▶ _WHAT IS REQUIRED_:
Lines holding the string "this": copy each one from the listing below.

▶ _THE DATA_:

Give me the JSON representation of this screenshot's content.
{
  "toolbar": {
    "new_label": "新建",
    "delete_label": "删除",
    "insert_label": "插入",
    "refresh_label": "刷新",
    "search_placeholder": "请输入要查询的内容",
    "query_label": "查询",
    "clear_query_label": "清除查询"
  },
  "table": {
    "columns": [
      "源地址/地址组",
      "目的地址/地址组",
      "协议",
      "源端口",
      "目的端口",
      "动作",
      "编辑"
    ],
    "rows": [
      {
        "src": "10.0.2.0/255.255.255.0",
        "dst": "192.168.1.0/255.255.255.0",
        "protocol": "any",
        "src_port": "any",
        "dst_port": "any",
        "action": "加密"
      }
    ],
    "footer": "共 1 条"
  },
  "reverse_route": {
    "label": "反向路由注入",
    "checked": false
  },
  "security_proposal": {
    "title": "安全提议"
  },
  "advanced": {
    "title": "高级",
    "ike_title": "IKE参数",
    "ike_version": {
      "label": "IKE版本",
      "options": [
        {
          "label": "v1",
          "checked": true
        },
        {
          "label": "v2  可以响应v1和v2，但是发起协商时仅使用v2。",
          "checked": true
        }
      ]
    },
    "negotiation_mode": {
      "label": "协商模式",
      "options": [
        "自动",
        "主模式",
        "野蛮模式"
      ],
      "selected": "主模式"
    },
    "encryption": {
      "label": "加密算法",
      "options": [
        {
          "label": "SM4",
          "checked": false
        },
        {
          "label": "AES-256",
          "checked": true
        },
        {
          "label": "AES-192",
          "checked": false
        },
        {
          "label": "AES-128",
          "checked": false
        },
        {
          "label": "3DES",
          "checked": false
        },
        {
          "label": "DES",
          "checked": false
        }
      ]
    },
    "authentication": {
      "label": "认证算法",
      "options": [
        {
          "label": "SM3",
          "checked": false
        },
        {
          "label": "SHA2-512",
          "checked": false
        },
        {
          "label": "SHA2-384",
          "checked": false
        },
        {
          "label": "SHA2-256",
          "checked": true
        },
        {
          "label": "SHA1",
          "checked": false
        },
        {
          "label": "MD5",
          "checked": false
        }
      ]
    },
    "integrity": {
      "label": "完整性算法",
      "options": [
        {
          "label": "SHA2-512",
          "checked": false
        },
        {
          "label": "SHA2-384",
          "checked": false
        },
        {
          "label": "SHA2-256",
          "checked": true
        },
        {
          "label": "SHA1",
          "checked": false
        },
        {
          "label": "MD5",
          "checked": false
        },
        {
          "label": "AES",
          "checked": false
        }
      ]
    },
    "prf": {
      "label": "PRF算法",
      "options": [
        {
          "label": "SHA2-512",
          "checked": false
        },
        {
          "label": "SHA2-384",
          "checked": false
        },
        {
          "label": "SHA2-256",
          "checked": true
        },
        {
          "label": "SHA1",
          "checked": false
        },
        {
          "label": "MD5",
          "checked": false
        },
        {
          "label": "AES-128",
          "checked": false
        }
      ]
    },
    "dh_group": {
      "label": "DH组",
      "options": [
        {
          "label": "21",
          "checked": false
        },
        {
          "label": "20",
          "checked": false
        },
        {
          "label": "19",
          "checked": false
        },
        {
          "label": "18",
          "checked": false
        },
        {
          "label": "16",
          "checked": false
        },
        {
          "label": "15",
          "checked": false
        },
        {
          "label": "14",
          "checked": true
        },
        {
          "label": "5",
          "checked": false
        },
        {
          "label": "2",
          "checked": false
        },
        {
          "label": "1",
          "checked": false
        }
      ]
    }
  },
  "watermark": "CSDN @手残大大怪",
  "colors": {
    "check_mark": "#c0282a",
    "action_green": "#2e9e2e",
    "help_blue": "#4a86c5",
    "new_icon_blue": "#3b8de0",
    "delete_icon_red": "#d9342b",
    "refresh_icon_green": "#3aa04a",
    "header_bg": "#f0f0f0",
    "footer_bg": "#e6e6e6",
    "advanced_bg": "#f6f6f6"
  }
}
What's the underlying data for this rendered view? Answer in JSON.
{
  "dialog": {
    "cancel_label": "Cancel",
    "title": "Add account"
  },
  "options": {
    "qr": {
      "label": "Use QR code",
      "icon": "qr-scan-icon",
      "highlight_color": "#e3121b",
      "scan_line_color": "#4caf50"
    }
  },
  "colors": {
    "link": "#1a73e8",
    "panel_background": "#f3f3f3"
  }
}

▶ _EXERCISE OUTPUT_:
Give me the JSON representation of this screenshot's content.
What's the underlying data for this rendered view? Answer in JSON.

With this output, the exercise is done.